compression waveclick for a larger image
A shock wave that forms on the surface of an airfoil moving through the air at supersonic speeds. The reverse phenomenon is an expansion wave. Also called bow wave. See also bow shock wave and expansion wave.
References in periodicals archive ?
Imagine this scenario: At the same time you are ready to land to the south on Runway 18 with a 10-knot wind coming down the runway, there is a dissipating thunderstorm 10-20 miles to the west that will push a bow wave of strong wind from 29030G50.
Caption: MAKING WAVES The sudden drop in sunlight caused electron counts in the ionosphere to plummet and triggered a set of bow waves captured by radio telescopes.
However, in addition to atmospheric turbulence and tanker wake, bow wave also has an effect on the drogue, leading to the drogue leaving the original position when the drogue is close to the receiver aircraft, and this perturbation is obvious for the layout of probe located on the side in manned aircrafts [24-26].
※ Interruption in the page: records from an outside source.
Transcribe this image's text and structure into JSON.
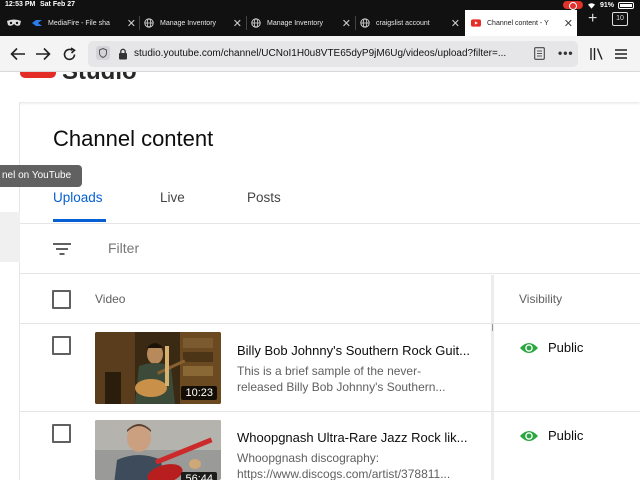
{
  "status_bar": {
    "time": "12:53 PM",
    "date": "Sat Feb 27",
    "battery": "91%"
  },
  "browser": {
    "tabs": [
      {
        "label": "MediaFire - File sha",
        "icon": "mediafire-icon"
      },
      {
        "label": "Manage Inventory",
        "icon": "globe-icon"
      },
      {
        "label": "Manage Inventory",
        "icon": "globe-icon"
      },
      {
        "label": "craigslist account",
        "icon": "globe-icon"
      },
      {
        "label": "Channel content - Y",
        "icon": "youtube-icon",
        "active": true
      }
    ],
    "tab_count": "10",
    "url": "studio.youtube.com/channel/UCNoI1H0u8VTE65dyP9jM6Ug/videos/upload?filter=..."
  },
  "header": {
    "studio_label": "Studio"
  },
  "tooltip": "nel on YouTube",
  "page": {
    "title": "Channel content",
    "tabs": [
      "Uploads",
      "Live",
      "Posts"
    ],
    "active_tab": "Uploads",
    "filter_placeholder": "Filter",
    "columns": {
      "video": "Video",
      "visibility": "Visibility"
    },
    "videos": [
      {
        "title": "Billy Bob Johnny's Southern Rock Guit...",
        "desc_line1": "This is a brief sample of the never-",
        "desc_line2": "released Billy Bob Johnny's Southern...",
        "duration": "10:23",
        "visibility": "Public"
      },
      {
        "title": "Whoopgnash Ultra-Rare Jazz Rock lik...",
        "desc_line1": "Whoopgnash discography:",
        "desc_line2": "https://www.discogs.com/artist/378811...",
        "duration": "56:44",
        "visibility": "Public"
      }
    ]
  },
  "colors": {
    "accent_blue": "#065fd4",
    "public_green": "#2ba640",
    "youtube_red": "#e52d27"
  }
}
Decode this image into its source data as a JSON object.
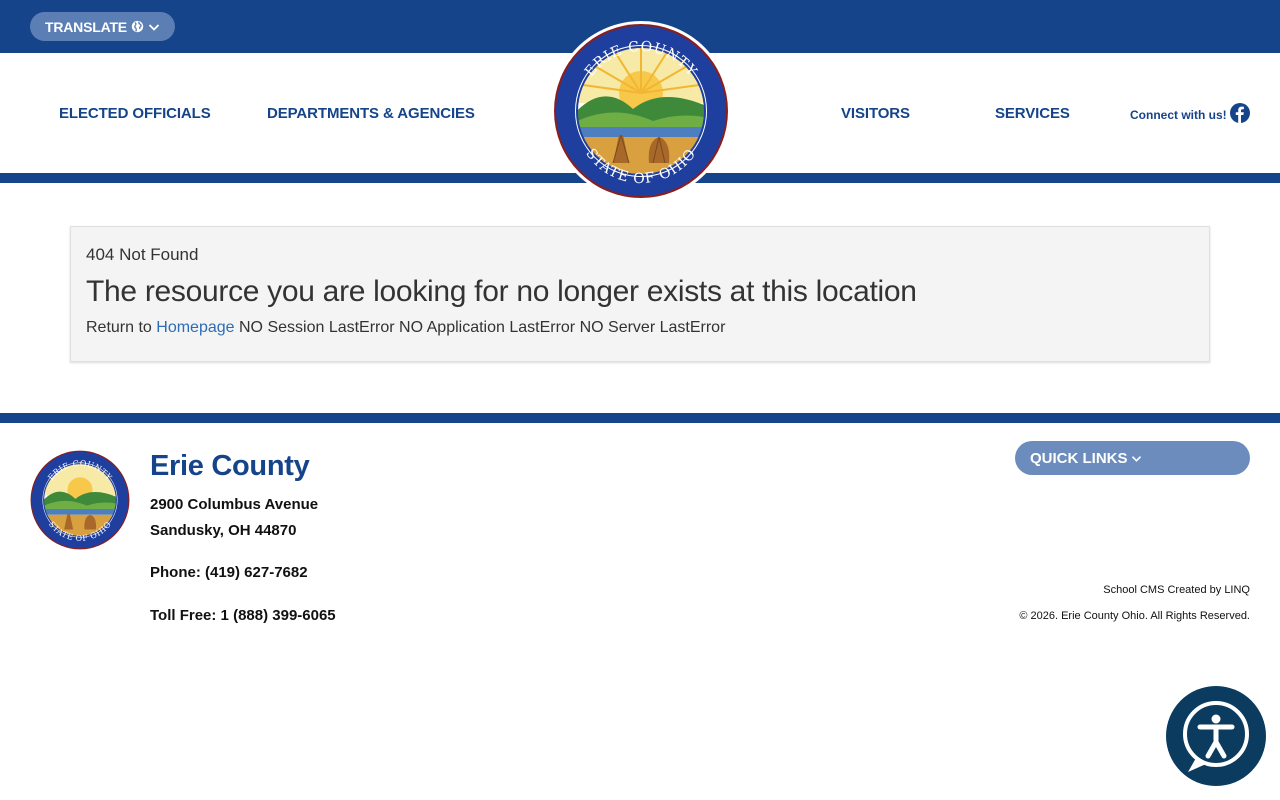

The first day of testing was spent calibrating how the drogue would react to the X-47B's bow wave. The team programmed the aircraft to approach the basket from a certain position, but found that the bow wave moved the basket up and to the right far enough that the X-47B could not chase it.
14, which shows the bow wave generated from a semi-planing boat.
The Kelvin ship wave [[zeta].sub.K](x,y) is divided into bow wave [MATHEMATICAL EXPRESSION NOT REPRODUCIBLE IN ASCII] and stern wave [MATHEMATICAL EXPRESSION NOT REPRODUCIBLE IN ASCII], and f is the viscosity coefficient.
The planning hull lifts the tube on top of its own bow wave. The tube also displaces less water, which creates less resistance and drag and produces greater speed with less horsepower than a traditional tube shape creating more fuel efficiency out on the water.
He also referred to a "bow wave" of medical graduates in Australia who would soon find there were not enough jobs in Australia for them and they may look to New Zealand in the future.
Thereafter the numbers are expected to drop to around 20-30 per year as the initial bow wave completes the course and more recently qualified optometrists begin to see this as a natural progression in their career development.
The first one jumped through the bow wave and its outline, sharp for a split second, dissolved into a shower of millions of tiny stars on the water.
The inventors, Mike Lowery and Paul Price, said the design results in a significant reduction of down force and elimination of the bow wave in front of the barrel as it rotates at the same speed as the flow of water, thus increasing efficiency.
The data proved this location was still in the bow wave of the Glasair wing (we surmised) when approaching stall.